In tennis, for the first time in Lower Peninsula play, a No. 1 doubles flight from a non-qualifying team will be able to advance from its Regional to Finals competition. To do so, that No. 1 doubles flight must finish first or second at its Regional, and the No. 1 singles player from that team also must have qualified for the Finals individually by finishing first or second in Regional play.

On the soccer pitch, two officiating-related changes will be especially noticeable. Officials now may stop the clock to check on an injured player without that player being required to leave the match – previously that player would have to sub out. Also, categories for fouls have been redefined: careless (which is a foul but does not receive a card), reckless (a foul with a yellow card) and excessive force (foul with red card). 

The 2023-24 Spring campaign culminates with postseason tournaments, as the championship schedule begins with the Upper Peninsula Girls & Boys Golf and Boys Tennis Finals during the week of May 27 and wraps up with Girls Soccer, Baseball and Softball Finals on June 15. Here is a complete list of winter tournament dates:

Districts – May 23-June 1
Regional Semifinals – June 5
Regional Finals, Quarterfinals – June 8
Semifinals – June 13-14
Finals – June 15

LP Boys Regionals – May 28-June 1
UP Girls & Boys Finals – May 29, 30, 31 or June 1
LP Boys Finals – June 7-8

Boys Lacrosse
Pre-Regionals – May 10-15
Regionals – May 16-29
Quarterfinals – May 31 or June 1
Semifinals – June 5
Finals – June 8

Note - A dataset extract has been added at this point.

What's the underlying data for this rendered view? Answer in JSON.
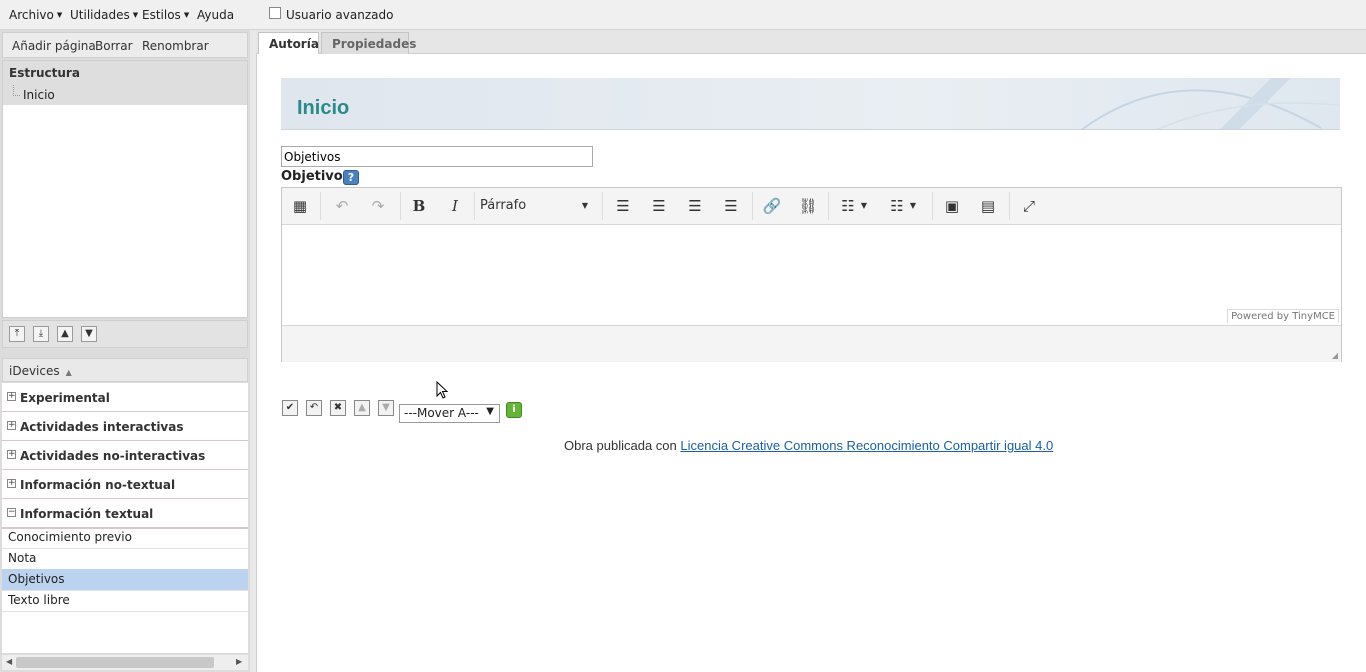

Girls Lacrosse
Pre-Regionals – May 16-18, or May 20
Regionals – May 22-June 1
Semifinals – June 5
Finals – June 7

Girls Soccer
Districts – May 22-June 1
Regionals – June 4-8
Semifinals – June 11-12
Finals – June 14-15

Districts – May 23-June 1
Regionals – June 8
Quarterfinals – June 11
Semifinals – June 13-14
Finals – June 15

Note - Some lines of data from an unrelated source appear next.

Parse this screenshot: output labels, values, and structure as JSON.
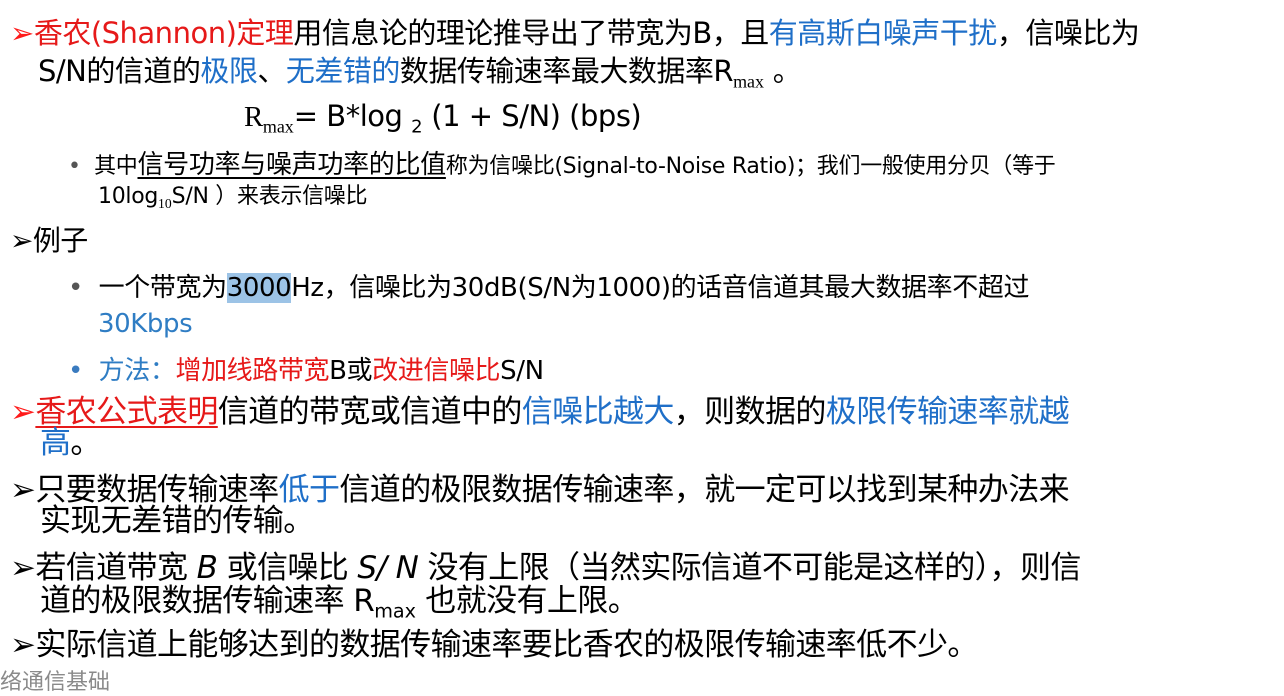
{
  "arrow": "➢",
  "bullet": "•",
  "p1": {
    "t1": "香农(Shannon)定理",
    "t2": "用信息论的理论推导出了带宽为B，且",
    "t3": "有高斯白噪声干扰",
    "t4": "，信噪比为",
    "t5": "S/N的信道的",
    "t6": "极限",
    "t7": "、",
    "t8": "无差错的",
    "t9": "数据传输速率最大数据率R",
    "t10": "max",
    "t11": " 。"
  },
  "formula": {
    "r": "R",
    "sub": "max",
    "t1": "= B*log ",
    "sub2": "2",
    "t2": " (1 + S/N)   (bps)"
  },
  "b1": {
    "t1": "其中",
    "t2": "信号功率与噪声功率的比值",
    "t3": "称为信噪比(Signal-to-Noise  Ratio)；我们一般使用分贝（等于",
    "t4": "10log",
    "sub": "10",
    "t5": "S/N ）来表示信噪比"
  },
  "p2": {
    "t1": "例子"
  },
  "b2": {
    "t1": "一个带宽为",
    "hl": "3000",
    "t2": "Hz，信噪比为30dB(S/N为1000)的话音信道其最大数据率不超过",
    "t3": "30Kbps"
  },
  "b3": {
    "t1": "方法：",
    "t2": "增加线路带宽",
    "t3": "B或",
    "t4": "改进信噪比",
    "t5": "S/N"
  },
  "p3": {
    "t1": "香农公式表明",
    "t2": "信道的带宽或信道中的",
    "t3": "信噪比越大",
    "t4": "，则数据的",
    "t5": "极限传输速率就越",
    "t6": "高",
    "t7": "。"
  },
  "p4": {
    "t1": "只要数据传输速率",
    "t2": "低于",
    "t3": "信道的极限数据传输速率，就一定可以找到某种办法来",
    "t4": "实现无差错的传输。"
  },
  "p5": {
    "t1": "若信道带宽 ",
    "t2": "B",
    "t3": " 或信噪比 ",
    "t4": "S/ N",
    "t5": " 没有上限（当然实际信道不可能是这样的），则信",
    "t6": "道的极限数据传输速率 R",
    "t7": "max",
    "t8": " 也就没有上限。"
  },
  "p6": {
    "t1": "实际信道上能够达到的数据传输速率要比香农的极限传输速率低不少。"
  },
  "footer": "络通信基础",
  "colors": {
    "red": "#e61919",
    "blue": "#1f6fc8",
    "highlight": "#9cc3e6"
  }
}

LP Girls Regionals – May 15-18
UP Boys Finals – May 29, 30, 31 or June 1
LP Girls Finals – May 31-June 1

Track & Field
Regionals – May 16-18
Finals – June 1